GRB 080319B was so intense that, despite happening halfway across the Universe, it could have been seen briefly with the unaided eye. In a Nature paper, Judith Racusin of Penn State University, and a team of 92 co-authors report observations across the electromagnetic spectrum that began 30 minutes before the explosion and followed it for months afterwards.
"We conclude that the burst's extraordinary brightness arose from a jet that shot material almost directly towards Earth at almost the speed of light - the difference is only 1 part in 20 000," says Guido Chincarini, a member of the team.

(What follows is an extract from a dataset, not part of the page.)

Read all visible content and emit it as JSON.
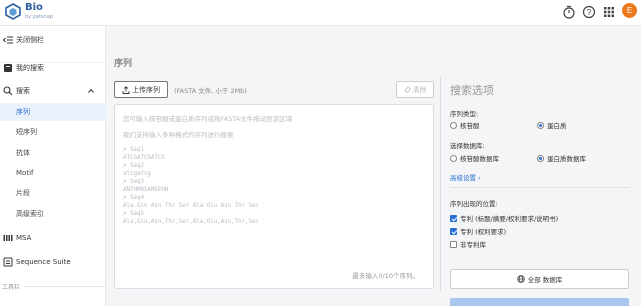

Gamma-ray bursts are the Universe's most luminous explosions. Most occur when massive stars run out of fuel. As a star collapses, it creates a black hole or neutron star that, through processes not fully understood, drives powerful gas jets outward. As the jets shoot into space, they strike gas previously shed by the star and heat it, thereby generating bright afterglows.